*** Material to process ***
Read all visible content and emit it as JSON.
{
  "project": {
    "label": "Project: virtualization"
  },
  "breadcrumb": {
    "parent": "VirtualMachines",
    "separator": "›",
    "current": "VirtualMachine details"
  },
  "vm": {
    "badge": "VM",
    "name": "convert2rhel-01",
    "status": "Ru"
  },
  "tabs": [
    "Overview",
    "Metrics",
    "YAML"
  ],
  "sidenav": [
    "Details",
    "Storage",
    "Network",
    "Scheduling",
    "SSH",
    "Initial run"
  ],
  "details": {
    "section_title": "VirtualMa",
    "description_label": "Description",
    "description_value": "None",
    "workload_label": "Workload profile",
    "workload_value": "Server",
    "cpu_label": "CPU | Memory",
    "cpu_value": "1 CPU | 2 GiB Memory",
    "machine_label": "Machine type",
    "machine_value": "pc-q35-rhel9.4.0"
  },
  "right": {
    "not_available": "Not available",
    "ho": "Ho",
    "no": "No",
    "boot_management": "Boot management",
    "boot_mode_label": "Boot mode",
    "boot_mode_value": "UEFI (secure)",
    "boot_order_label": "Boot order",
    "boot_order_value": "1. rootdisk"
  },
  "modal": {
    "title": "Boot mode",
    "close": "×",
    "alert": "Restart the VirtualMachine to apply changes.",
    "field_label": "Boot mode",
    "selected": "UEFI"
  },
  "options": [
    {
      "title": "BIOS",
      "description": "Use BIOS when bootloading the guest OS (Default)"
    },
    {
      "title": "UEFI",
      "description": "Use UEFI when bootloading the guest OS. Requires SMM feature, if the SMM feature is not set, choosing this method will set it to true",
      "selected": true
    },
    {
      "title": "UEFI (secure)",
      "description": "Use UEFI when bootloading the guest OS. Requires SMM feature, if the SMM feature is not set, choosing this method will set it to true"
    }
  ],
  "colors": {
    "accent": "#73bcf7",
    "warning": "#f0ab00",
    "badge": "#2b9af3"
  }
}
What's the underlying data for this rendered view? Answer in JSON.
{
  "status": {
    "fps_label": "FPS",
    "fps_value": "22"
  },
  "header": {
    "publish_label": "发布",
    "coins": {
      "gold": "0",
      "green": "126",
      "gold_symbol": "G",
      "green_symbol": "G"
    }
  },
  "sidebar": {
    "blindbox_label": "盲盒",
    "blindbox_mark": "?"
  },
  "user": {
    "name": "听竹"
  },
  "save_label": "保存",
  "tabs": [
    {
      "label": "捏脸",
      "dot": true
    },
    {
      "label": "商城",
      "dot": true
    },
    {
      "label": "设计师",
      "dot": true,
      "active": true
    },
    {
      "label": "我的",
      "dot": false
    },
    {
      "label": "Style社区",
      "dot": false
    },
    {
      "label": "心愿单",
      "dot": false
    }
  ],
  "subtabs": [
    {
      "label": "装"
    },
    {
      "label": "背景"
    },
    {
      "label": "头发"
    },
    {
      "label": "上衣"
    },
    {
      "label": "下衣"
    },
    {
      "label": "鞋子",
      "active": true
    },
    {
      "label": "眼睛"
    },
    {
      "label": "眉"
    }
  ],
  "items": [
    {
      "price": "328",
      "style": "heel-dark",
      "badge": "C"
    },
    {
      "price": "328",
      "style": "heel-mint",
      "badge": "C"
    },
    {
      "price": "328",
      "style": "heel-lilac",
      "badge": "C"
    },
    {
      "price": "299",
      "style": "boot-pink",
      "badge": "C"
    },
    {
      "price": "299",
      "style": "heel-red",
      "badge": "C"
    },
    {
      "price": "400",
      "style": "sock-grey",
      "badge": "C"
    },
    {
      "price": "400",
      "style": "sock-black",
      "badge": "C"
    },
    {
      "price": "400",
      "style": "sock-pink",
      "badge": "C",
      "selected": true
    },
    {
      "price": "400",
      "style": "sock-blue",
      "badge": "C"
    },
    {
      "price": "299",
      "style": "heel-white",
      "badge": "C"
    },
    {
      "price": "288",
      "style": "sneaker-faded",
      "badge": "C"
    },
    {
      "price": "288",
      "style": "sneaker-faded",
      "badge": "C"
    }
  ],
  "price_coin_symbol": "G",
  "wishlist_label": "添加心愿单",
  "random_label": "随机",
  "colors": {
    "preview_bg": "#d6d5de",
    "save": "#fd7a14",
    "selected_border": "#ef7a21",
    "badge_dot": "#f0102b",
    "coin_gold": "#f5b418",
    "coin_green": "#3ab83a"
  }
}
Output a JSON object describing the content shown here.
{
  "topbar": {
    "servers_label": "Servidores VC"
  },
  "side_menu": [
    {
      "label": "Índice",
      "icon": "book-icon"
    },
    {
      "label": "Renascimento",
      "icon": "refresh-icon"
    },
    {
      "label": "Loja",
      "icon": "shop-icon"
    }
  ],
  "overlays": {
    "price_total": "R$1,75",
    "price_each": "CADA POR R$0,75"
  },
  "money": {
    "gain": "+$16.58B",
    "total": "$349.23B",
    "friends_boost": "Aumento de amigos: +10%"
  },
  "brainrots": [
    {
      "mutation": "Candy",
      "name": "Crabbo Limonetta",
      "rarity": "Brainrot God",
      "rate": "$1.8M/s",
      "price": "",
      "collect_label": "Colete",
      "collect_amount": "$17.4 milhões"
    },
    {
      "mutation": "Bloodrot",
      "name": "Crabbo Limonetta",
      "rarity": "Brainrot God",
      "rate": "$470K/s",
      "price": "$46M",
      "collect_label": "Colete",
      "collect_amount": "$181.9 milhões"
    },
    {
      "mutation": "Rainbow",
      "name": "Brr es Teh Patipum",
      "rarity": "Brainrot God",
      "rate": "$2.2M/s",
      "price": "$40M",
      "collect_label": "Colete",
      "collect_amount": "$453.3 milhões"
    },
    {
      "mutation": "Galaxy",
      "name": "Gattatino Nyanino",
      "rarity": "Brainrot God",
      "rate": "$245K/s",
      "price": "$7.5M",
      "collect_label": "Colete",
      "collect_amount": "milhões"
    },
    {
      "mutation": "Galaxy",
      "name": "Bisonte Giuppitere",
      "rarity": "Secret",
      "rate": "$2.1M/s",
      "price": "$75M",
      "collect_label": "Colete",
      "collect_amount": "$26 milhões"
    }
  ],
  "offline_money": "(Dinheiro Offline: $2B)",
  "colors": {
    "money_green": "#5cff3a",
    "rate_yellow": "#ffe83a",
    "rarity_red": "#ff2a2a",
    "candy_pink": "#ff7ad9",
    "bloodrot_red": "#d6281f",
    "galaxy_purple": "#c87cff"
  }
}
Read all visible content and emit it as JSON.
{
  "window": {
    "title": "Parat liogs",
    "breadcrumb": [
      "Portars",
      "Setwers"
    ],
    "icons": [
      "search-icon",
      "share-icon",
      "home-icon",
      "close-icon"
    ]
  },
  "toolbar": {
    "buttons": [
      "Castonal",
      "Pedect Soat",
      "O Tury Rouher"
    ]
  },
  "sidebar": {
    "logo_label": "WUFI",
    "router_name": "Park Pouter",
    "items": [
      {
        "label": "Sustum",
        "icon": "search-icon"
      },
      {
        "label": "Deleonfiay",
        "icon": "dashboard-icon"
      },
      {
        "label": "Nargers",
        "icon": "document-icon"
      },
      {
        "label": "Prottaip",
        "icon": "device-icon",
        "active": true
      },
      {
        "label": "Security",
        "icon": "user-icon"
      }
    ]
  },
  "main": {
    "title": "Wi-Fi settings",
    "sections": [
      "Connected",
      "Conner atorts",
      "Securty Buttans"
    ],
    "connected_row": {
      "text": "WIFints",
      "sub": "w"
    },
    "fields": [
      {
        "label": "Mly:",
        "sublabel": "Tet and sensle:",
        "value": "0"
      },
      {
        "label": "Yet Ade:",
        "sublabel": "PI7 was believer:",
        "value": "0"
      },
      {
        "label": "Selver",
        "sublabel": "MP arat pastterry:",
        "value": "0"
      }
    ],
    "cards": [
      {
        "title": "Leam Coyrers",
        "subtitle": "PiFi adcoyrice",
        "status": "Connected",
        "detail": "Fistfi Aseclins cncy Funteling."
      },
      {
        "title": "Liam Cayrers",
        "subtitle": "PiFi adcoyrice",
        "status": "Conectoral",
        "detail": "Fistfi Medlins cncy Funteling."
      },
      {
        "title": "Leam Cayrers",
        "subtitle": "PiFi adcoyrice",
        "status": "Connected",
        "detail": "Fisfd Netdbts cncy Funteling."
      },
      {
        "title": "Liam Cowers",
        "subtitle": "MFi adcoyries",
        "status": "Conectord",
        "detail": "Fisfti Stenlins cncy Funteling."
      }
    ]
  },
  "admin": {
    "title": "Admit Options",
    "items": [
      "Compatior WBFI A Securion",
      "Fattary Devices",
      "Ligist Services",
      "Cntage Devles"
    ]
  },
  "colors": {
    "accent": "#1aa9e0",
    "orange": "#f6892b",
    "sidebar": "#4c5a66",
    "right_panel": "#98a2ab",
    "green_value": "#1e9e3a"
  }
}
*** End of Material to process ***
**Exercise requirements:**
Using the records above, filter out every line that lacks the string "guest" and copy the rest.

**Reply to the task:**
      "description": "Use BIOS when bootloading the guest OS (Default)"
      "description": "Use UEFI when bootloading the guest OS. Requires SMM feature, if the SMM feature is not set, choosing this method will set it to true",
      "description": "Use UEFI when bootloading the guest OS. Requires SMM feature, if the SMM feature is not set, choosing this method will set it to true"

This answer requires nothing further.